Home > Mushrooms cultivation and technology for food security and development

Mushrooms cultivation and technology for food security and development

Prosper KIYUKU, University of Burundi

Prosper KIYUKU

About Prosper KIYUKU : Holding a Master Degree in Applied Biology, option Microbial Ecology. Lecturer and researcher in microbiology as well as in mushrooms cultivation technology at the University of Burundi, Faculty of Agriculture and Bioengineering (FABI). Since 1996, head of Food Microbiology Laboratory and Edible Mushroom research project at FABI. Also consultant in mushromms cultivation technology, fisheries and aquaculture at FAO Burundi.



Title : The contribution of mushroom cultivation technology to food security and development in Africa


In many African countries, the majority of the population is living upon agriculture and livestock.
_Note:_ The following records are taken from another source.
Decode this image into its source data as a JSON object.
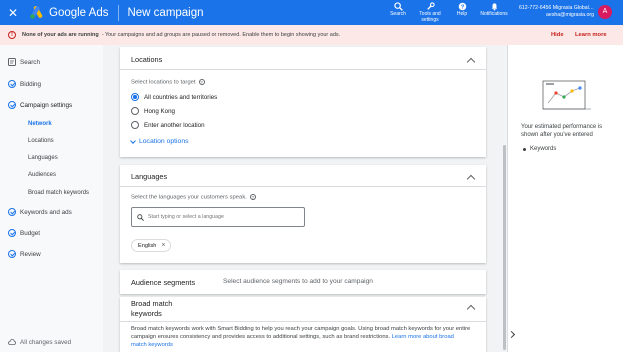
{
  "topbar": {
    "brand": "Google Ads",
    "page_title": "New campaign",
    "tools": [
      {
        "label": "Search",
        "icon": "search-icon"
      },
      {
        "label": "Tools and settings",
        "icon": "wrench-icon"
      },
      {
        "label": "Help",
        "icon": "help-icon"
      },
      {
        "label": "Notifications",
        "icon": "bell-icon"
      }
    ],
    "account_line1": "612-772-6456 Migrasia Global…",
    "account_line2": "aesha@migrasia.org",
    "avatar_letter": "A"
  },
  "alert": {
    "strong": "None of your ads are running",
    "message": "- Your campaigns and ad groups are paused or removed. Enable them to begin showing your ads.",
    "hide": "Hide",
    "learn_more": "Learn more"
  },
  "sidebar": {
    "items": [
      {
        "label": "Search"
      },
      {
        "label": "Bidding"
      },
      {
        "label": "Campaign settings"
      },
      {
        "label": "Keywords and ads"
      },
      {
        "label": "Budget"
      },
      {
        "label": "Review"
      }
    ],
    "subitems": [
      {
        "label": "Network"
      },
      {
        "label": "Locations"
      },
      {
        "label": "Languages"
      },
      {
        "label": "Audiences"
      },
      {
        "label": "Broad match keywords"
      }
    ],
    "saved": "All changes saved"
  },
  "locations": {
    "title": "Locations",
    "prompt": "Select locations to target",
    "options": [
      "All countries and territories",
      "Hong Kong",
      "Enter another location"
    ],
    "selected_index": 0,
    "more": "Location options"
  },
  "languages": {
    "title": "Languages",
    "prompt": "Select the languages your customers speak.",
    "search_placeholder": "Start typing or select a language",
    "chips": [
      "English"
    ]
  },
  "audience": {
    "title": "Audience segments",
    "desc": "Select audience segments to add to your campaign"
  },
  "broad_match": {
    "title_line1": "Broad match",
    "title_line2": "keywords",
    "desc": "Broad match keywords work with Smart Bidding to help you reach your campaign goals. Using broad match keywords for your entire campaign ensures consistency and provides access to additional settings, such as brand restrictions.",
    "link": "Learn more about broad match keywords"
  },
  "right_panel": {
    "text": "Your estimated performance is shown after you've entered",
    "bullet": "Keywords"
  },
  "colors": {
    "primary": "#1a73e8",
    "alert_bg": "#fce8e6",
    "alert_text": "#c5221f",
    "avatar": "#d81b60"
  }
}
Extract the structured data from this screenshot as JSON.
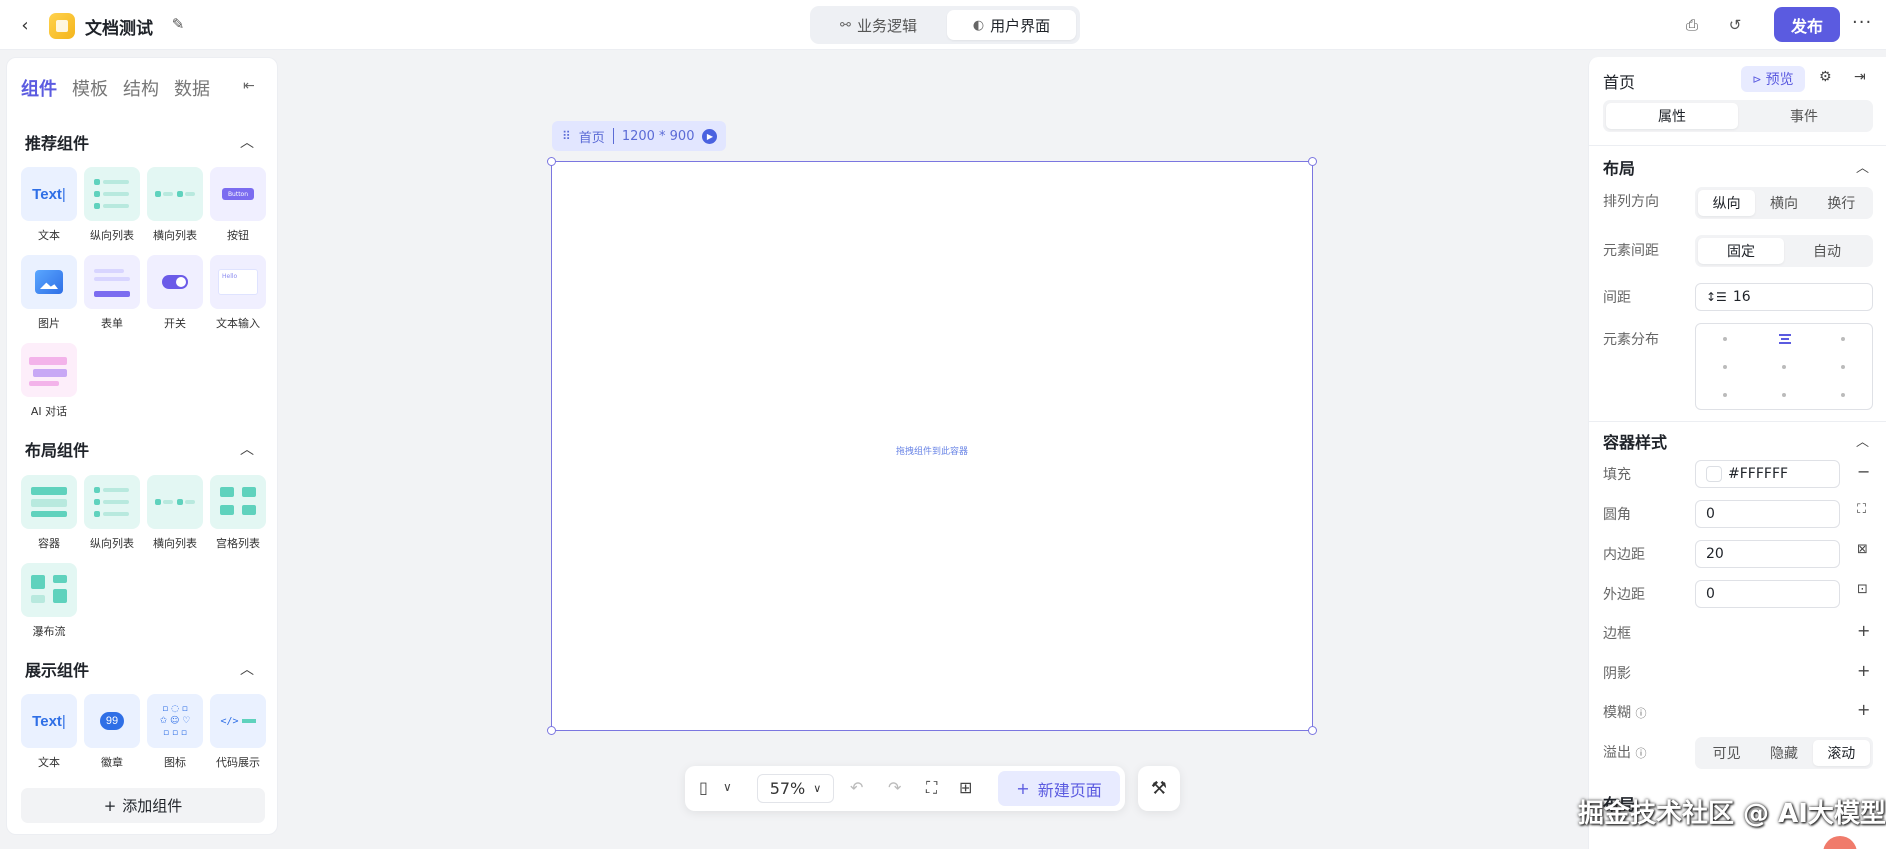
{
  "topbar": {
    "doc_title": "文档测试",
    "modes": [
      {
        "label": "业务逻辑",
        "active": false
      },
      {
        "label": "用户界面",
        "active": true
      }
    ],
    "publish_label": "发布",
    "more_label": "···"
  },
  "left_panel": {
    "tabs": [
      "组件",
      "模板",
      "结构",
      "数据"
    ],
    "active_tab": "组件",
    "sections": {
      "recommended": {
        "title": "推荐组件",
        "items": [
          "文本",
          "纵向列表",
          "横向列表",
          "按钮",
          "图片",
          "表单",
          "开关",
          "文本输入",
          "AI 对话"
        ]
      },
      "layout": {
        "title": "布局组件",
        "items": [
          "容器",
          "纵向列表",
          "横向列表",
          "宫格列表",
          "瀑布流"
        ]
      },
      "display": {
        "title": "展示组件",
        "items": [
          "文本",
          "徽章",
          "图标",
          "代码展示"
        ]
      }
    },
    "thumb_text": "Text",
    "thumb_button": "Button",
    "thumb_input": "Hello",
    "thumb_badge": "99",
    "add_component": "添加组件"
  },
  "canvas": {
    "frame_name": "首页",
    "frame_size": "1200 * 900",
    "dropzone_hint": "拖拽组件到此容器"
  },
  "toolbar": {
    "zoom": "57%",
    "new_page": "新建页面"
  },
  "right_panel": {
    "title": "首页",
    "preview_label": "预览",
    "tabs": [
      {
        "label": "属性",
        "active": true
      },
      {
        "label": "事件",
        "active": false
      }
    ],
    "layout": {
      "title": "布局",
      "direction_label": "排列方向",
      "direction_options": [
        "纵向",
        "横向",
        "换行"
      ],
      "direction_selected": "纵向",
      "spacing_mode_label": "元素间距",
      "spacing_mode_options": [
        "固定",
        "自动"
      ],
      "spacing_mode_selected": "固定",
      "gap_label": "间距",
      "gap_value": "16",
      "distribution_label": "元素分布"
    },
    "container_style": {
      "title": "容器样式",
      "fill_label": "填充",
      "fill_value": "#FFFFFF",
      "radius_label": "圆角",
      "radius_value": "0",
      "padding_label": "内边距",
      "padding_value": "20",
      "margin_label": "外边距",
      "margin_value": "0",
      "border_label": "边框",
      "shadow_label": "阴影",
      "blur_label": "模糊",
      "overflow_label": "溢出",
      "overflow_options": [
        "可见",
        "隐藏",
        "滚动"
      ],
      "overflow_selected": "滚动"
    },
    "cut_off_label": "布局"
  },
  "watermark": "掘金技术社区 @ AI大模型",
  "colors": {
    "accent": "#5b5be0",
    "frame_border": "#7b76e0",
    "canvas_bg": "#f2f3f5"
  }
}
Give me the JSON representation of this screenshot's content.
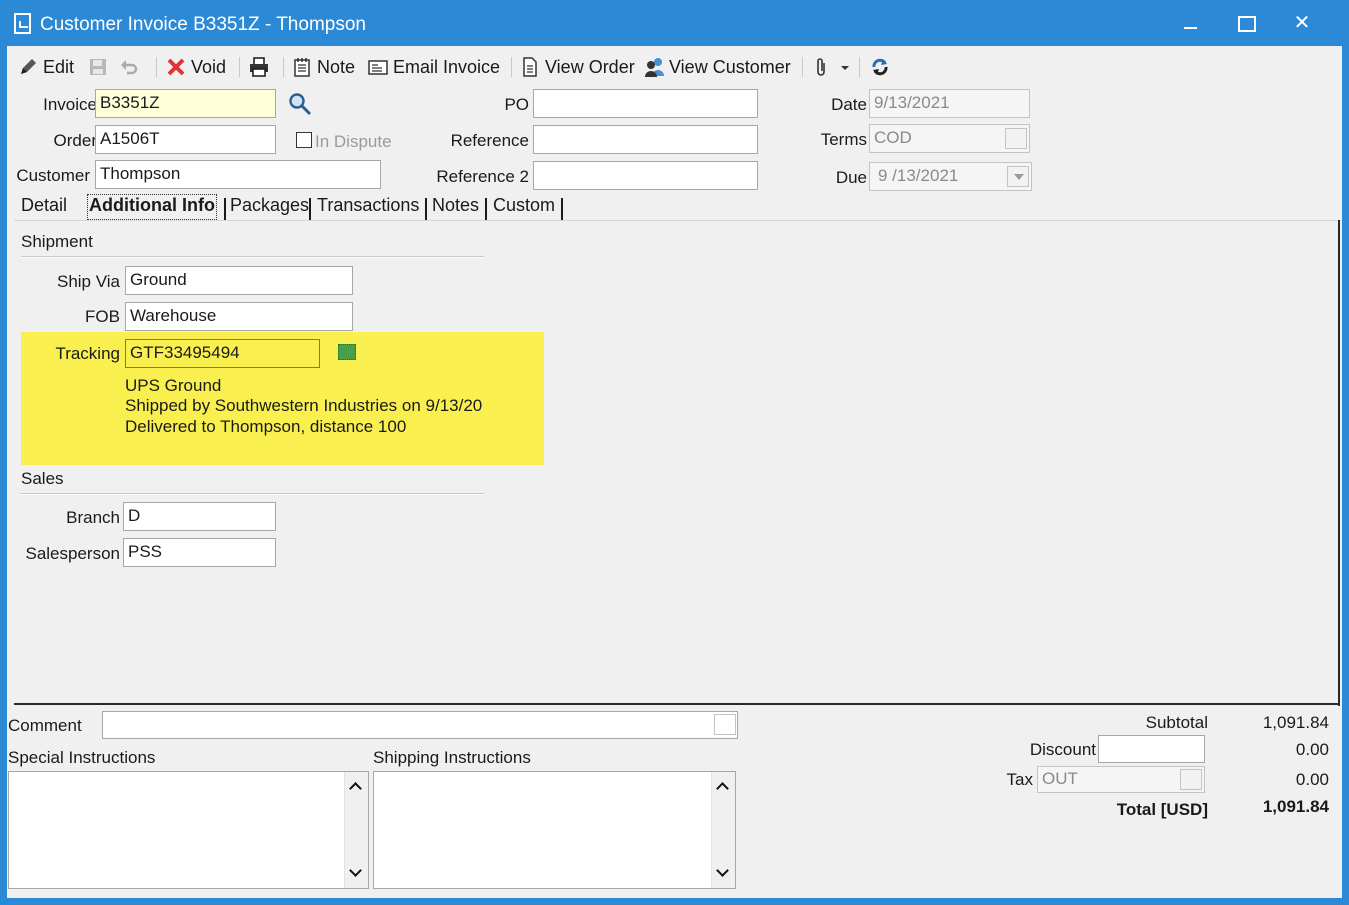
{
  "window": {
    "title": "Customer Invoice B3351Z - Thompson",
    "close_glyph": "✕"
  },
  "toolbar": {
    "edit": "Edit",
    "void": "Void",
    "note": "Note",
    "email_invoice": "Email Invoice",
    "view_order": "View Order",
    "view_customer": "View Customer"
  },
  "header": {
    "invoice_label": "Invoice",
    "invoice_value": "B3351Z",
    "order_label": "Order",
    "order_value": "A1506T",
    "in_dispute_label": "In Dispute",
    "customer_label": "Customer",
    "customer_value": "Thompson",
    "po_label": "PO",
    "po_value": "",
    "reference_label": "Reference",
    "reference_value": "",
    "reference2_label": "Reference 2",
    "reference2_value": "",
    "date_label": "Date",
    "date_value": "9/13/2021",
    "terms_label": "Terms",
    "terms_value": "COD",
    "due_label": "Due",
    "due_value": "9 /13/2021"
  },
  "tabs": [
    "Detail",
    "Additional Info",
    "Packages",
    "Transactions",
    "Notes",
    "Custom"
  ],
  "active_tab": "Additional Info",
  "shipment": {
    "section_title": "Shipment",
    "ship_via_label": "Ship Via",
    "ship_via_value": "Ground",
    "fob_label": "FOB",
    "fob_value": "Warehouse",
    "tracking_label": "Tracking",
    "tracking_value": "GTF33495494",
    "tracking_info": [
      "UPS Ground",
      "Shipped by Southwestern Industries on 9/13/20",
      "Delivered to Thompson, distance 100"
    ],
    "highlight_color": "#f9f04f"
  },
  "sales": {
    "section_title": "Sales",
    "branch_label": "Branch",
    "branch_value": "D",
    "salesperson_label": "Salesperson",
    "salesperson_value": "PSS"
  },
  "footer": {
    "comment_label": "Comment",
    "comment_value": "",
    "special_instructions_label": "Special Instructions",
    "shipping_instructions_label": "Shipping Instructions",
    "subtotal_label": "Subtotal",
    "subtotal_value": "1,091.84",
    "discount_label": "Discount",
    "discount_field": "",
    "discount_value": "0.00",
    "tax_label": "Tax",
    "tax_code": "OUT",
    "tax_value": "0.00",
    "total_label": "Total [USD]",
    "total_value": "1,091.84"
  },
  "colors": {
    "titlebar": "#2b89d6",
    "invoice_field": "#ffffd9",
    "void_icon": "#e0343c"
  }
}
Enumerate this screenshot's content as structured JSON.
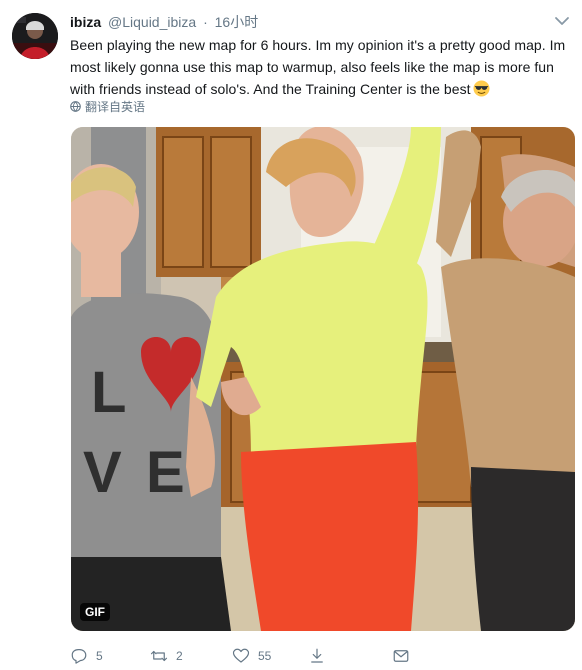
{
  "author": {
    "display_name": "ibiza",
    "handle": "@Liquid_ibiza",
    "separator": "·",
    "timestamp": "16小时"
  },
  "tweet": {
    "text": "Been playing the new map for 6 hours. Im my opinion it's a pretty good map. Im most likely gonna use this map to warmup, also feels like the map is more fun with friends instead of solo's. And the Training Center is the best",
    "emoji": "smiling-face-with-sunglasses",
    "translate_label": "翻译自英语"
  },
  "media": {
    "badge": "GIF"
  },
  "actions": {
    "replies": "5",
    "retweets": "2",
    "likes": "55"
  },
  "icons": {
    "avatar": "avatar-icon",
    "caret": "chevron-down-icon",
    "globe": "globe-icon",
    "reply": "reply-icon",
    "retweet": "retweet-icon",
    "like": "heart-icon",
    "share": "share-icon"
  },
  "colors": {
    "text": "#14171a",
    "muted": "#657786",
    "link": "#1da1f2"
  }
}
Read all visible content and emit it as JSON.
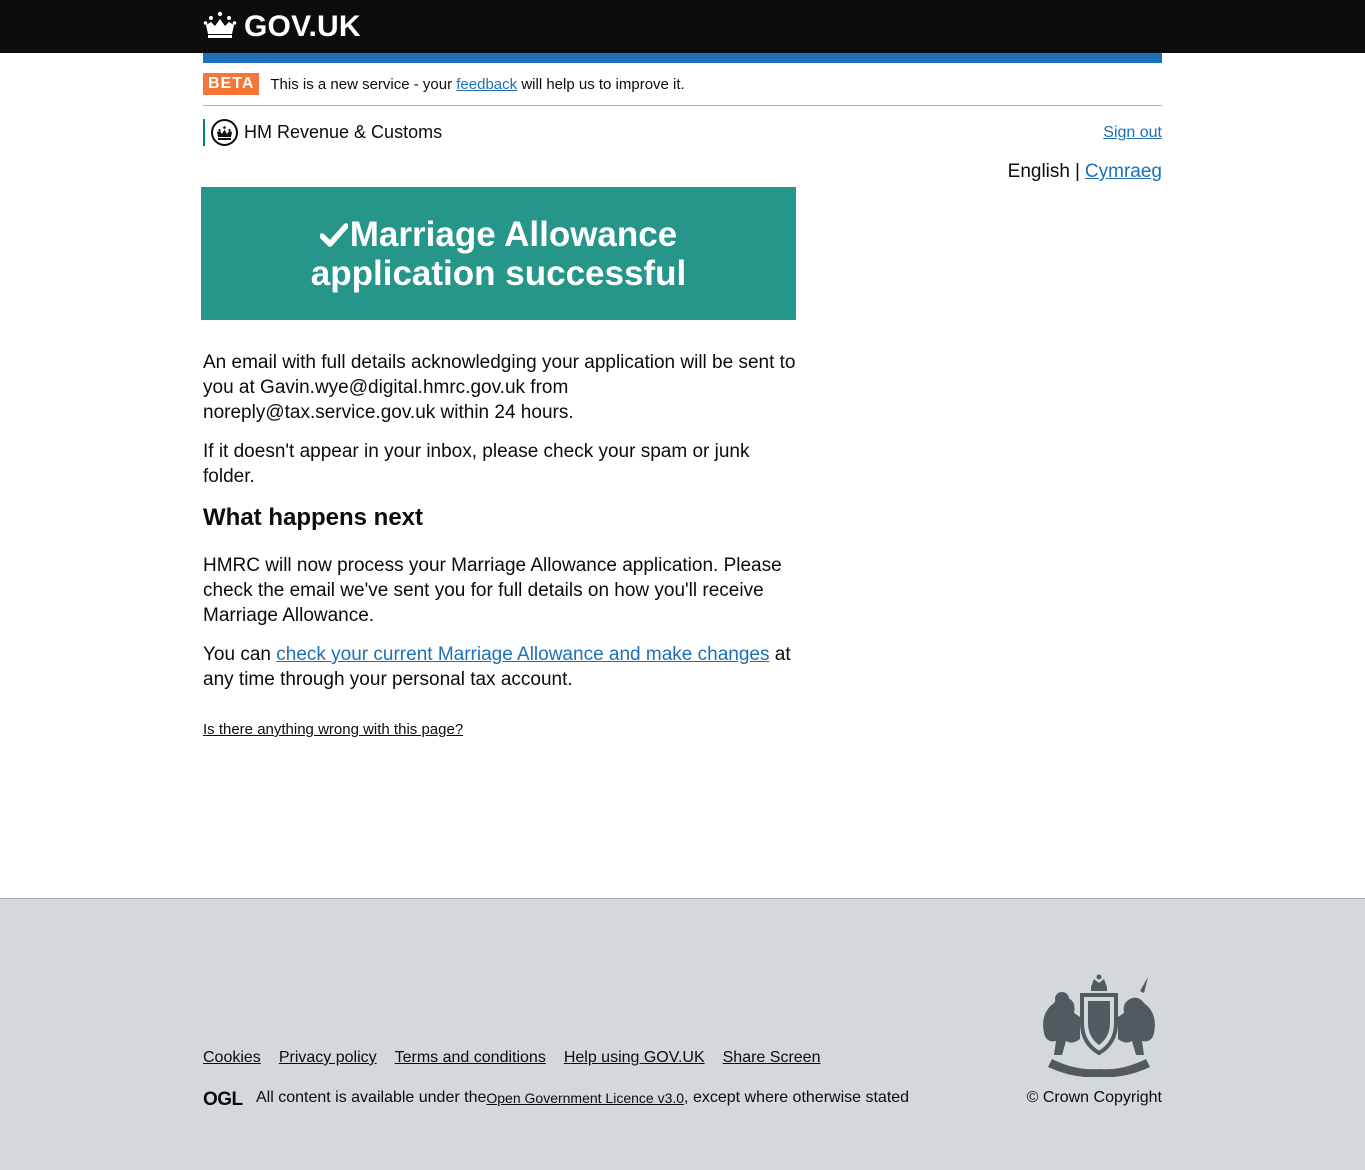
{
  "header": {
    "logo_text": "GOV.UK"
  },
  "phase_banner": {
    "tag": "BETA",
    "text_before": "This is a new service - your ",
    "link": "feedback",
    "text_after": " will help us to improve it."
  },
  "service": {
    "department": "HM Revenue & Customs",
    "sign_out": "Sign out"
  },
  "language": {
    "current": "English",
    "separator": "|",
    "other": "Cymraeg"
  },
  "confirmation": {
    "title_line1": "Marriage Allowance",
    "title_line2": "application successful"
  },
  "content": {
    "para1": "An email with full details acknowledging your application will be sent to you at Gavin.wye@digital.hmrc.gov.uk from noreply@tax.service.gov.uk within 24 hours.",
    "para2": "If it doesn't appear in your inbox, please check your spam or junk folder.",
    "heading": "What happens next",
    "para3": "HMRC will now process your Marriage Allowance application. Please check the email we've sent you for full details on how you'll receive Marriage Allowance.",
    "para4_before": "You can ",
    "para4_link": "check your current Marriage Allowance and make changes",
    "para4_after": " at any time through your personal tax account."
  },
  "report_link": "Is there anything wrong with this page?",
  "footer": {
    "links": [
      "Cookies",
      "Privacy policy",
      "Terms and conditions",
      "Help using GOV.UK",
      "Share Screen"
    ],
    "ogl_label": "OGL",
    "licence_before": "All content is available under the ",
    "licence_link": "Open Government Licence v3.0",
    "licence_after": ", except where otherwise stated",
    "copyright": "© Crown Copyright"
  },
  "colors": {
    "header_bg": "#0b0c0c",
    "accent_blue": "#1d70b8",
    "beta_orange": "#f47738",
    "panel_green": "#26968a",
    "hmrc_teal": "#00847a",
    "footer_bg": "#d3d8dc"
  },
  "icons": [
    "crown-icon",
    "hmrc-crest-icon",
    "tick-icon",
    "ogl-logo-icon",
    "royal-coat-of-arms-icon"
  ]
}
However, in most cases the production is insufficient due to overpopulation, bad agricultural techniques and climate change which lead to food insecurity and a high malnutrition rate.

Facing such a situation, mushroom cultivation was identified in many countries as an alternative solution to increase and diversify food production, contribute to food and nutritional security because of the high nutritional value (proteins, vitamins, minerals, …), short cycle and high yield of edible mushrooms. It is also a source of income for many producers.

Research activities carried out by the university of Burundi allowed to produce good quality spawn using local ingredients (sorghum) as well as several mushroom species (Pleurotus ostreatus, P. cornucopiae, P. citrinopileatus, P. eryngii, Lentinula edodes, Ganoderma lucidum, Agaricus blazei) on local crop residues (cottonseed shells, bean straw, soya beans straw, corn cobs, rice and wheat straw, palm oil fibers, elephant grass, etc.) using simple techniques available in rural areas.

These results led to the creation of small-sized mushroom cultivation enterprises in Burundi and in other countries. This has contributed to food security and poverty alleviation in many households. Most of the used technologies are simple and could be easily extended to many other African countries.